The ripple-effect of that event shaped my understanding of both euthanasia and the broader umbrella that is Catholic social teaching.  First, I admittedly confused Operation Rescue as representative of all Christian pro-life groups.  Now even OR distances itself from Randall Terry, one of the OR leaders who came to town in 1990.  Second, my thinking about abortion's legitimacy came about not through witnessing public activism but through reading--in this case some well reasoned arguments by, among others, Hadley Arkes at First Things.  That reading led me back to the Church's writings (I know, I know--I should've started there) and the reality of human life's intrinsic dignity.  Back in 1990 I supported both abortion and euthanasia.  Now, neither. I understand the pragmatic arguments given in support of both practices.  After all, I teach ethics classes to undergraduates, folks. However, the Church stresses that life questions are no place to fall back on the merely practical.  (If for no other reason, I stress to the students, this is where Kant had a good point: act in a way you'd allow to be universalized.  Permit violations of human dignity and eventually somebody will violate your dignity, i.e. KILL YOU.) 

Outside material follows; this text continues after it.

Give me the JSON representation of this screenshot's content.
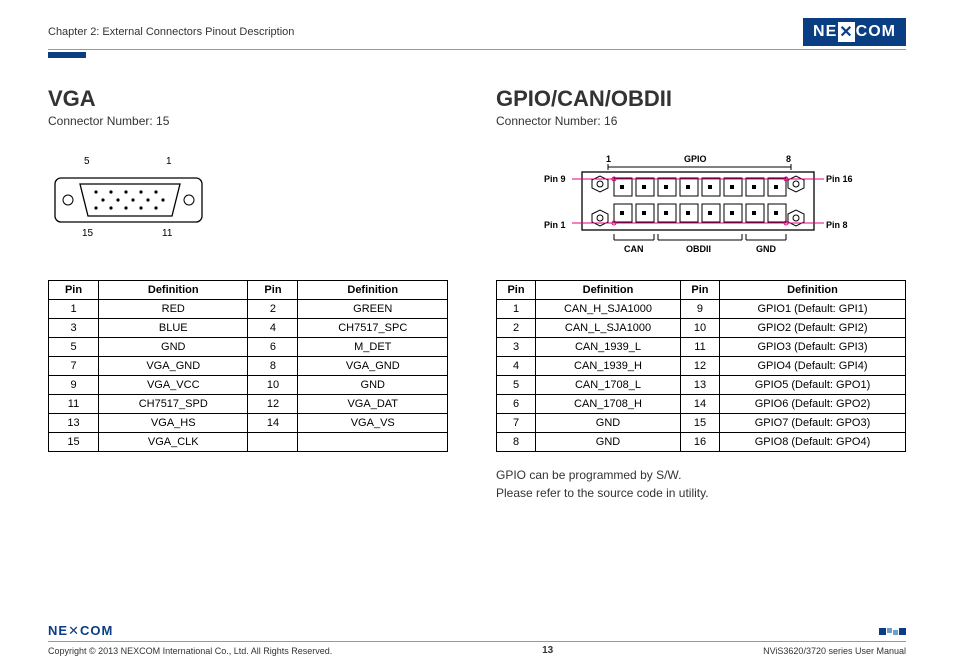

In like fashion, the constant push--usually delivered in a morally superior tone that death-dealing practices like abortion and euthanasia are 'good for you'--for abortion and euthanasia appear as yet two more saccharine substitutes that offer only temporary satisfaction.  Following the death of somebody else (rarely do we fully consider the ramifications for our own lives) by abortion or euthanasia we tell ourselves we're all better off:  both the living and the dead.  (On this note, again, teaching undergraduates is quite revealing;  at least once a semester a wave of papers comes in stating, without a shred of irony or conscientiousness, that abortion is the best option "for both mother and child".)  Just like we don't like hear that "diet and exercise are good for you" but deep down we understand its truth, we also don't like hear--but deep down know the truth--that abortion and euthanasia end innocent, vulnerable lives and thus violate human dignity.  Those practices are like the fat-free chocolate cakes made popular in the mid-1990s;  we consumed even more than before because we wanted desperately to believe that we could gorge without consequence.

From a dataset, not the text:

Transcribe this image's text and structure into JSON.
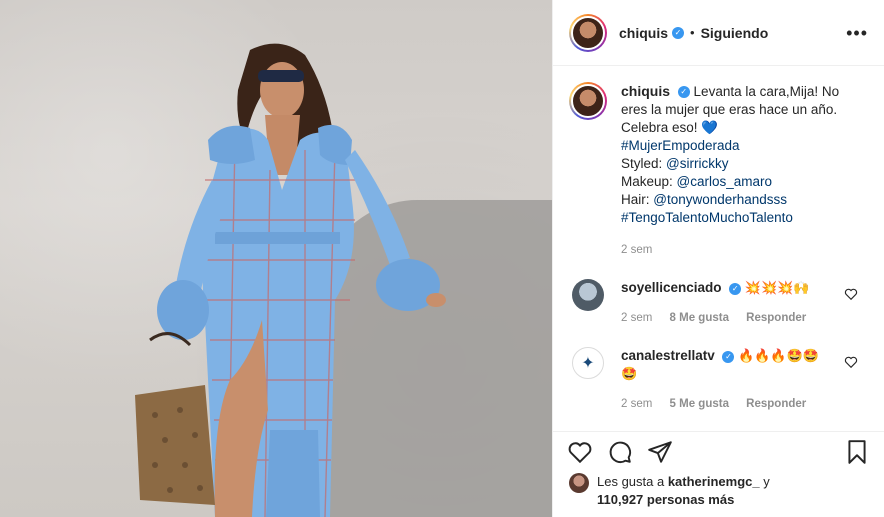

1 comment:

  1. I have such strong issues with physician assisted suicide. My sister in law was dying a year and a half ago, and I know that there was a doctor present who was ready to "help" her. This did not happen, but might it have if not for my presence? She did die a few weeks later, thankfully not with anyone's help but God's.